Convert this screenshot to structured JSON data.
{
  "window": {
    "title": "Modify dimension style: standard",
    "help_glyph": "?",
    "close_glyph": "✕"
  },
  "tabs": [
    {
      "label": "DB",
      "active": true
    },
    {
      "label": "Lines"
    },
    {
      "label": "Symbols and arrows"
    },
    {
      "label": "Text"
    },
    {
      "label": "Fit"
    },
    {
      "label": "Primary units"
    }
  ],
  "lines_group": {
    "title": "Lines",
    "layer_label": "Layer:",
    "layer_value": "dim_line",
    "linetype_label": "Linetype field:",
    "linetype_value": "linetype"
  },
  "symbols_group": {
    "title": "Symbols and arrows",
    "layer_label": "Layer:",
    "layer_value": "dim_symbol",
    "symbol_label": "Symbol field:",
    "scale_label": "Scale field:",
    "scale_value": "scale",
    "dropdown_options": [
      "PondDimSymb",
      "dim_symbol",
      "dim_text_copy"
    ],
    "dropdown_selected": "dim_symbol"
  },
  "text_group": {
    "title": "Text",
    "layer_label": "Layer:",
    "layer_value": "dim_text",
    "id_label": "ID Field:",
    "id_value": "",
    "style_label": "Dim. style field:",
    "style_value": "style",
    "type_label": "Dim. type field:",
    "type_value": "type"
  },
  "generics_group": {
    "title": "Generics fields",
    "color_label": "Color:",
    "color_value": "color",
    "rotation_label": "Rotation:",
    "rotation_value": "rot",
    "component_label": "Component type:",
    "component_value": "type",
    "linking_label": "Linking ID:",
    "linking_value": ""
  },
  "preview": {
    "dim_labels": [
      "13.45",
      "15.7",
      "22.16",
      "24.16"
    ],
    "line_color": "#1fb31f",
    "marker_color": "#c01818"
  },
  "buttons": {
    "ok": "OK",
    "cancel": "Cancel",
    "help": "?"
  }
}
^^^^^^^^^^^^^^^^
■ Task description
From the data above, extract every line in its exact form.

■ Response to this task
Convert this screenshot to structured JSON data.
{
  "window": {
    "title": "Modify dimension style: standard",
    "help_glyph": "?",
    "close_glyph": "✕"
  },
  "tabs": [
    {
      "label": "DB",
      "active": true
    },
    {
      "label": "Lines"
    },
    {
      "label": "Symbols and arrows"
    },
    {
      "label": "Text"
    },
    {
      "label": "Fit"
    },
    {
      "label": "Primary units"
    }
  ],
  "lines_group": {
    "title": "Lines",
    "layer_label": "Layer:",
    "layer_value": "dim_line",
    "linetype_label": "Linetype field:",
    "linetype_value": "linetype"
  },
  "symbols_group": {
    "title": "Symbols and arrows",
    "layer_label": "Layer:",
    "layer_value": "dim_symbol",
    "symbol_label": "Symbol field:",
    "scale_label": "Scale field:",
    "scale_value": "scale",
    "dropdown_options": [
      "PondDimSymb",
      "dim_symbol",
      "dim_text_copy"
    ],
    "dropdown_selected": "dim_symbol"
  },
  "text_group": {
    "title": "Text",
    "layer_label": "Layer:",
    "layer_value": "dim_text",
    "id_label": "ID Field:",
    "id_value": "",
    "style_label": "Dim. style field:",
    "style_value": "style",
    "type_label": "Dim. type field:",
    "type_value": "type"
  },
  "generics_group": {
    "title": "Generics fields",
    "color_label": "Color:",
    "color_value": "color",
    "rotation_label": "Rotation:",
    "rotation_value": "rot",
    "component_label": "Component type:",
    "component_value": "type",
    "linking_label": "Linking ID:",
    "linking_value": ""
  },
  "preview": {
    "dim_labels": [
      "13.45",
      "15.7",
      "22.16",
      "24.16"
    ],
    "line_color": "#1fb31f",
    "marker_color": "#c01818"
  },
  "buttons": {
    "ok": "OK",
    "cancel": "Cancel",
    "help": "?"
  }
}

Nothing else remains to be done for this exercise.